Posts tagged ‘business owner’
Almost every article I read seems to convey that coworking, as a business, is a break even endeavor at best. I would like to have a coworking resource near me, out here in the burbs, but all of the “local” coworking facilities are in larger cities. Maybe that’s the problem. They all seem to be located in prime real estate with expensive furnishings and equipment. That just doesn’t seem like the right way to model a new business in this economy.
Then there’s the for profit versus not for profit debate. If you’re in business to turn a profit and you’re only able to break even, wouldn’t it make more sense to be a “non profit” since you would then have access to federal grants?
I think sponsorships could be a creative way of subsidizing the operating costs associated with running a collaborative working facility. I’m farily confident a local bank or business supply vendor would be interested in the naming rights of this new “business center”.
I’m testing the waters locally since there’s a substantial “free agent” population in my suburban community and I know I’m not the only one that would like to socialize and collaborate with like-minded people. Once my preliminary research is done, I’m going to pick the brain of Alex Hillman who started http://www.indyhall.org down in Philly and is one of the few experts on the subject.
I’ll post updates as my efforts progress and I welcome any feedback or suggestions you might have.
Have you recently received a call from a former co-worker or friend to let you know that, “I’m out on my own so let me know if you need a [insert specialty here] contractor”?
Just five months ago there were plenty of freelance opportunities all over the country. I was able to bounce around craigslist, from state to state, and find all kinds of lucrative opportunities. Not anymore, Monty! [George Carlin]
Fewer opportunities and a glut of “experts” in the market have created great uncertainty for solo business owners who have typically been able to maintain a steady stream of clients through simple word-of-mouth referrals. Now is the time to use your client portfolio and references to differentiate yourself from the newbies.

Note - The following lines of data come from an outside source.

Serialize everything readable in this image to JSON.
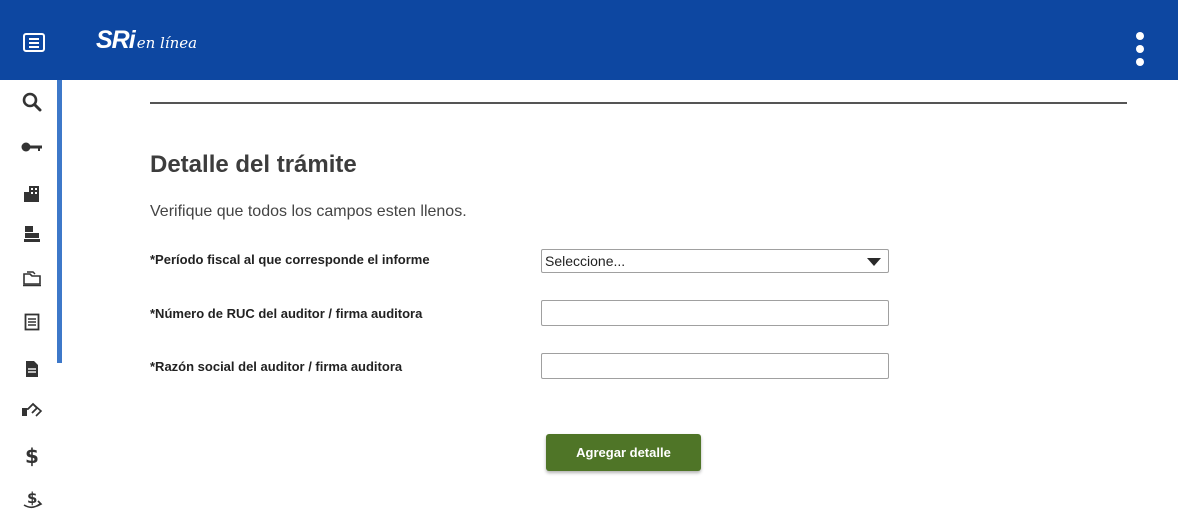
{
  "header": {
    "logo_main": "SRi",
    "logo_sub": "en línea",
    "bg_color": "#0d47a1"
  },
  "sidebar": {
    "icons": [
      {
        "name": "search-icon",
        "glyph": "🔍︎"
      },
      {
        "name": "key-icon",
        "glyph": "⚷"
      },
      {
        "name": "building-icon",
        "glyph": "▙"
      },
      {
        "name": "cash-register-icon",
        "glyph": "▀"
      },
      {
        "name": "folder-icon",
        "glyph": "⌂"
      },
      {
        "name": "document-list-icon",
        "glyph": "▤"
      },
      {
        "name": "file-icon",
        "glyph": "▉"
      },
      {
        "name": "handshake-icon",
        "glyph": "☞"
      },
      {
        "name": "dollar-icon",
        "glyph": "$"
      },
      {
        "name": "dollar-transfer-icon",
        "glyph": "$"
      }
    ]
  },
  "main": {
    "title": "Detalle del trámite",
    "subtitle": "Verifique que todos los campos esten llenos.",
    "fields": {
      "period_label": "*Período fiscal al que corresponde el informe",
      "period_value": "Seleccione...",
      "ruc_label": "*Número de RUC del auditor / firma auditora",
      "ruc_value": "",
      "razon_label": "*Razón social del auditor / firma auditora",
      "razon_value": ""
    },
    "button_label": "Agregar detalle",
    "button_color": "#4f7527"
  }
}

So, don’t position yourself as a social marketing guru or Web 3.0 visionary. Just tell stories of measurable impact you have had on the growth of your customers’ business.